App and web page records
=== Begin Enclosure ===

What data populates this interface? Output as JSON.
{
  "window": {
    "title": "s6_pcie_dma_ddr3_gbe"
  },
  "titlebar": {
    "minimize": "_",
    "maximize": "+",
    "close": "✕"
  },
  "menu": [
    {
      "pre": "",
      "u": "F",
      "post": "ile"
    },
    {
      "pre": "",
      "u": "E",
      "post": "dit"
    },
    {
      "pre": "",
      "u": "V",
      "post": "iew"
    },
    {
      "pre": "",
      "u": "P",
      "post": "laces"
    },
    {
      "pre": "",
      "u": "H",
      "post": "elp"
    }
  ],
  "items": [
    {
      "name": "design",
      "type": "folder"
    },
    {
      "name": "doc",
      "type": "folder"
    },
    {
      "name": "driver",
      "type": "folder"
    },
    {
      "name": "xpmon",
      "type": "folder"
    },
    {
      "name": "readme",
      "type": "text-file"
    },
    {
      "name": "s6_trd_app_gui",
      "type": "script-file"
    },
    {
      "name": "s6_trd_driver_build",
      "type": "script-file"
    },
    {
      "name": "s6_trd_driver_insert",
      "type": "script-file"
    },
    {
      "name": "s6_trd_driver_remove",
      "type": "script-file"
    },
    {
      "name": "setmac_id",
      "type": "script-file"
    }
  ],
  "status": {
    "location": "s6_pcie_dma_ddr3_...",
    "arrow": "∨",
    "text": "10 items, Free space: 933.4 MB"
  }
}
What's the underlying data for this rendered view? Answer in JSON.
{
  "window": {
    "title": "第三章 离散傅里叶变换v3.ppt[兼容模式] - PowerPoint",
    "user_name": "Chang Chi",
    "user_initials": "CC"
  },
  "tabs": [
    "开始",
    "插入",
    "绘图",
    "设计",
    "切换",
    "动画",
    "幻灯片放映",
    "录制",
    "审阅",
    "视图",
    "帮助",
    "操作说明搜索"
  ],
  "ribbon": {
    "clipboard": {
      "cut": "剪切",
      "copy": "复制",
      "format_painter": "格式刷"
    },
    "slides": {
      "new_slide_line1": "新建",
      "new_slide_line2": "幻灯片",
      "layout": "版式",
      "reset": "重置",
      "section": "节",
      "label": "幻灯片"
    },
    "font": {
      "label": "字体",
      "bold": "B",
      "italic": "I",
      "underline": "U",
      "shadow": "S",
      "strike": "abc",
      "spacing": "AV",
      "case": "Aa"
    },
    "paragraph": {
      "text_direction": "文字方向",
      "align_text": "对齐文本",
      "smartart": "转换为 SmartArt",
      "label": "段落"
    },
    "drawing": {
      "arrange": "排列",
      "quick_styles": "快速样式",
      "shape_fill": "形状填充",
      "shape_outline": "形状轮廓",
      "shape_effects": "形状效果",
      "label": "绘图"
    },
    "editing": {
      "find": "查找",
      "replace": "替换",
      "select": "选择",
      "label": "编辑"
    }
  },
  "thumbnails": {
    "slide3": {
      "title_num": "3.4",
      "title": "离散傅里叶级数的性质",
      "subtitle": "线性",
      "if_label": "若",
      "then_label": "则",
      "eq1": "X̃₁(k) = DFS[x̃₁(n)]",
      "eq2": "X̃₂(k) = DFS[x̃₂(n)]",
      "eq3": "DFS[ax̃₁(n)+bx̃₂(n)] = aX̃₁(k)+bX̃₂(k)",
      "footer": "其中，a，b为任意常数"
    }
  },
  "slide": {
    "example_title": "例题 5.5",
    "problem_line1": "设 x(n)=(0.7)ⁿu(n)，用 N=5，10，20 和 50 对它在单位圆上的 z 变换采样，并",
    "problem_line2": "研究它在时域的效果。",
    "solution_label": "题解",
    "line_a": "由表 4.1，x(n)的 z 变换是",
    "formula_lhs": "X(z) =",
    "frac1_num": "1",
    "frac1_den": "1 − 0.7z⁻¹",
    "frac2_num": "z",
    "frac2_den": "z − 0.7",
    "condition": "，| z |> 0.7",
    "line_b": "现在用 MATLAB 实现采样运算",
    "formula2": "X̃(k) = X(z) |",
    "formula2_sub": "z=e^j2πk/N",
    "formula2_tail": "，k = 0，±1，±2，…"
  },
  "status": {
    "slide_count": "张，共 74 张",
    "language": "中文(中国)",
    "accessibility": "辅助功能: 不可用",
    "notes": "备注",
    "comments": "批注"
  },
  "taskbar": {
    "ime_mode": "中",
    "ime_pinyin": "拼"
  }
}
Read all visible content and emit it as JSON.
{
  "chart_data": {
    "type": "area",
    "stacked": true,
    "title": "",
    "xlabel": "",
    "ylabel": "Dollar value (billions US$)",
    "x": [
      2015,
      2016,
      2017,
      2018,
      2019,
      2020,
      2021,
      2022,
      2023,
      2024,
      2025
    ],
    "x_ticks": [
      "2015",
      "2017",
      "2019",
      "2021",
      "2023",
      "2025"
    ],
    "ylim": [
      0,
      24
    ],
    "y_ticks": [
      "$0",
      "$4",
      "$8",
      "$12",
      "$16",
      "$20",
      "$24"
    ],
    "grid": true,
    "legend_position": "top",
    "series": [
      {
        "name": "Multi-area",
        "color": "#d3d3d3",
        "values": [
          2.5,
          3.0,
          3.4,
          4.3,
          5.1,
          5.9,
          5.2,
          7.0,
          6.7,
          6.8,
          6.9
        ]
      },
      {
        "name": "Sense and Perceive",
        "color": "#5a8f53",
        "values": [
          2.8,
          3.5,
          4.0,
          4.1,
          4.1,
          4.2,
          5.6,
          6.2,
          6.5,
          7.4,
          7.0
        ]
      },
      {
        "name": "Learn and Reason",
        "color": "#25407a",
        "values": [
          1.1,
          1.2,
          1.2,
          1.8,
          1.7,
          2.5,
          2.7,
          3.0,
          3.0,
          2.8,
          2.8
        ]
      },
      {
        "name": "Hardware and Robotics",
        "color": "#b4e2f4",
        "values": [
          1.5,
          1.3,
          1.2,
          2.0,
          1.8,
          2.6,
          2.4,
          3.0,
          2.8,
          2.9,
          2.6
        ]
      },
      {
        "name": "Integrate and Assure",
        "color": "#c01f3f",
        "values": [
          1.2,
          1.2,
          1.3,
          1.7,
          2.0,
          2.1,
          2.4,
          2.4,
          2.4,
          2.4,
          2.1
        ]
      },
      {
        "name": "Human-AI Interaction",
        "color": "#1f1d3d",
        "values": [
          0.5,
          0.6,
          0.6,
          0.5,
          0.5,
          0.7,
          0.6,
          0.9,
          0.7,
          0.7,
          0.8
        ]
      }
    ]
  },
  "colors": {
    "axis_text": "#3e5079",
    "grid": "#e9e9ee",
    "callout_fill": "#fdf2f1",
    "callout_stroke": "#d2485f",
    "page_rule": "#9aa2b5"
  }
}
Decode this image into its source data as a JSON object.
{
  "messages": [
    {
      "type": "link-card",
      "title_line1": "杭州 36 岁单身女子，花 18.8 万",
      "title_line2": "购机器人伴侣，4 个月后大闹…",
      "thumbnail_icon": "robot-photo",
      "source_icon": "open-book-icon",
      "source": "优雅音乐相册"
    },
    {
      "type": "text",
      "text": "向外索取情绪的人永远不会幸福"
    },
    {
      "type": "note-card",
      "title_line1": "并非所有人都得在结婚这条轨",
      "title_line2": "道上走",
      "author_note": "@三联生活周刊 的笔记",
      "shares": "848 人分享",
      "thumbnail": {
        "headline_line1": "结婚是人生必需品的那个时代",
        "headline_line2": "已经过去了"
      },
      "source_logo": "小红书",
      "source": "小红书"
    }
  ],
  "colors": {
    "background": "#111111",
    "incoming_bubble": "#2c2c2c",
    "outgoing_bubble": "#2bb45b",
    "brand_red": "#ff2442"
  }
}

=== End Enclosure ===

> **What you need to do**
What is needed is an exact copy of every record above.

> **Problem solution**
What data populates this interface? Output as JSON.
{
  "window": {
    "title": "s6_pcie_dma_ddr3_gbe"
  },
  "titlebar": {
    "minimize": "_",
    "maximize": "+",
    "close": "✕"
  },
  "menu": [
    {
      "pre": "",
      "u": "F",
      "post": "ile"
    },
    {
      "pre": "",
      "u": "E",
      "post": "dit"
    },
    {
      "pre": "",
      "u": "V",
      "post": "iew"
    },
    {
      "pre": "",
      "u": "P",
      "post": "laces"
    },
    {
      "pre": "",
      "u": "H",
      "post": "elp"
    }
  ],
  "items": [
    {
      "name": "design",
      "type": "folder"
    },
    {
      "name": "doc",
      "type": "folder"
    },
    {
      "name": "driver",
      "type": "folder"
    },
    {
      "name": "xpmon",
      "type": "folder"
    },
    {
      "name": "readme",
      "type": "text-file"
    },
    {
      "name": "s6_trd_app_gui",
      "type": "script-file"
    },
    {
      "name": "s6_trd_driver_build",
      "type": "script-file"
    },
    {
      "name": "s6_trd_driver_insert",
      "type": "script-file"
    },
    {
      "name": "s6_trd_driver_remove",
      "type": "script-file"
    },
    {
      "name": "setmac_id",
      "type": "script-file"
    }
  ],
  "status": {
    "location": "s6_pcie_dma_ddr3_...",
    "arrow": "∨",
    "text": "10 items, Free space: 933.4 MB"
  }
}
What's the underlying data for this rendered view? Answer in JSON.
{
  "window": {
    "title": "第三章 离散傅里叶变换v3.ppt[兼容模式] - PowerPoint",
    "user_name": "Chang Chi",
    "user_initials": "CC"
  },
  "tabs": [
    "开始",
    "插入",
    "绘图",
    "设计",
    "切换",
    "动画",
    "幻灯片放映",
    "录制",
    "审阅",
    "视图",
    "帮助",
    "操作说明搜索"
  ],
  "ribbon": {
    "clipboard": {
      "cut": "剪切",
      "copy": "复制",
      "format_painter": "格式刷"
    },
    "slides": {
      "new_slide_line1": "新建",
      "new_slide_line2": "幻灯片",
      "layout": "版式",
      "reset": "重置",
      "section": "节",
      "label": "幻灯片"
    },
    "font": {
      "label": "字体",
      "bold": "B",
      "italic": "I",
      "underline": "U",
      "shadow": "S",
      "strike": "abc",
      "spacing": "AV",
      "case": "Aa"
    },
    "paragraph": {
      "text_direction": "文字方向",
      "align_text": "对齐文本",
      "smartart": "转换为 SmartArt",
      "label": "段落"
    },
    "drawing": {
      "arrange": "排列",
      "quick_styles": "快速样式",
      "shape_fill": "形状填充",
      "shape_outline": "形状轮廓",
      "shape_effects": "形状效果",
      "label": "绘图"
    },
    "editing": {
      "find": "查找",
      "replace": "替换",
      "select": "选择",
      "label": "编辑"
    }
  },
  "thumbnails": {
    "slide3": {
      "title_num": "3.4",
      "title": "离散傅里叶级数的性质",
      "subtitle": "线性",
      "if_label": "若",
      "then_label": "则",
      "eq1": "X̃₁(k) = DFS[x̃₁(n)]",
      "eq2": "X̃₂(k) = DFS[x̃₂(n)]",
      "eq3": "DFS[ax̃₁(n)+bx̃₂(n)] = aX̃₁(k)+bX̃₂(k)",
      "footer": "其中，a，b为任意常数"
    }
  },
  "slide": {
    "example_title": "例题 5.5",
    "problem_line1": "设 x(n)=(0.7)ⁿu(n)，用 N=5，10，20 和 50 对它在单位圆上的 z 变换采样，并",
    "problem_line2": "研究它在时域的效果。",
    "solution_label": "题解",
    "line_a": "由表 4.1，x(n)的 z 变换是",
    "formula_lhs": "X(z) =",
    "frac1_num": "1",
    "frac1_den": "1 − 0.7z⁻¹",
    "frac2_num": "z",
    "frac2_den": "z − 0.7",
    "condition": "，| z |> 0.7",
    "line_b": "现在用 MATLAB 实现采样运算",
    "formula2": "X̃(k) = X(z) |",
    "formula2_sub": "z=e^j2πk/N",
    "formula2_tail": "，k = 0，±1，±2，…"
  },
  "status": {
    "slide_count": "张，共 74 张",
    "language": "中文(中国)",
    "accessibility": "辅助功能: 不可用",
    "notes": "备注",
    "comments": "批注"
  },
  "taskbar": {
    "ime_mode": "中",
    "ime_pinyin": "拼"
  }
}
Read all visible content and emit it as JSON.
{
  "chart_data": {
    "type": "area",
    "stacked": true,
    "title": "",
    "xlabel": "",
    "ylabel": "Dollar value (billions US$)",
    "x": [
      2015,
      2016,
      2017,
      2018,
      2019,
      2020,
      2021,
      2022,
      2023,
      2024,
      2025
    ],
    "x_ticks": [
      "2015",
      "2017",
      "2019",
      "2021",
      "2023",
      "2025"
    ],
    "ylim": [
      0,
      24
    ],
    "y_ticks": [
      "$0",
      "$4",
      "$8",
      "$12",
      "$16",
      "$20",
      "$24"
    ],
    "grid": true,
    "legend_position": "top",
    "series": [
      {
        "name": "Multi-area",
        "color": "#d3d3d3",
        "values": [
          2.5,
          3.0,
          3.4,
          4.3,
          5.1,
          5.9,
          5.2,
          7.0,
          6.7,
          6.8,
          6.9
        ]
      },
      {
        "name": "Sense and Perceive",
        "color": "#5a8f53",
        "values": [
          2.8,
          3.5,
          4.0,
          4.1,
          4.1,
          4.2,
          5.6,
          6.2,
          6.5,
          7.4,
          7.0
        ]
      },
      {
        "name": "Learn and Reason",
        "color": "#25407a",
        "values": [
          1.1,
          1.2,
          1.2,
          1.8,
          1.7,
          2.5,
          2.7,
          3.0,
          3.0,
          2.8,
          2.8
        ]
      },
      {
        "name": "Hardware and Robotics",
        "color": "#b4e2f4",
        "values": [
          1.5,
          1.3,
          1.2,
          2.0,
          1.8,
          2.6,
          2.4,
          3.0,
          2.8,
          2.9,
          2.6
        ]
      },
      {
        "name": "Integrate and Assure",
        "color": "#c01f3f",
        "values": [
          1.2,
          1.2,
          1.3,
          1.7,
          2.0,
          2.1,
          2.4,
          2.4,
          2.4,
          2.4,
          2.1
        ]
      },
      {
        "name": "Human-AI Interaction",
        "color": "#1f1d3d",
        "values": [
          0.5,
          0.6,
          0.6,
          0.5,
          0.5,
          0.7,
          0.6,
          0.9,
          0.7,
          0.7,
          0.8
        ]
      }
    ]
  },
  "colors": {
    "axis_text": "#3e5079",
    "grid": "#e9e9ee",
    "callout_fill": "#fdf2f1",
    "callout_stroke": "#d2485f",
    "page_rule": "#9aa2b5"
  }
}
Decode this image into its source data as a JSON object.
{
  "messages": [
    {
      "type": "link-card",
      "title_line1": "杭州 36 岁单身女子，花 18.8 万",
      "title_line2": "购机器人伴侣，4 个月后大闹…",
      "thumbnail_icon": "robot-photo",
      "source_icon": "open-book-icon",
      "source": "优雅音乐相册"
    },
    {
      "type": "text",
      "text": "向外索取情绪的人永远不会幸福"
    },
    {
      "type": "note-card",
      "title_line1": "并非所有人都得在结婚这条轨",
      "title_line2": "道上走",
      "author_note": "@三联生活周刊 的笔记",
      "shares": "848 人分享",
      "thumbnail": {
        "headline_line1": "结婚是人生必需品的那个时代",
        "headline_line2": "已经过去了"
      },
      "source_logo": "小红书",
      "source": "小红书"
    }
  ],
  "colors": {
    "background": "#111111",
    "incoming_bubble": "#2c2c2c",
    "outgoing_bubble": "#2bb45b",
    "brand_red": "#ff2442"
  }
}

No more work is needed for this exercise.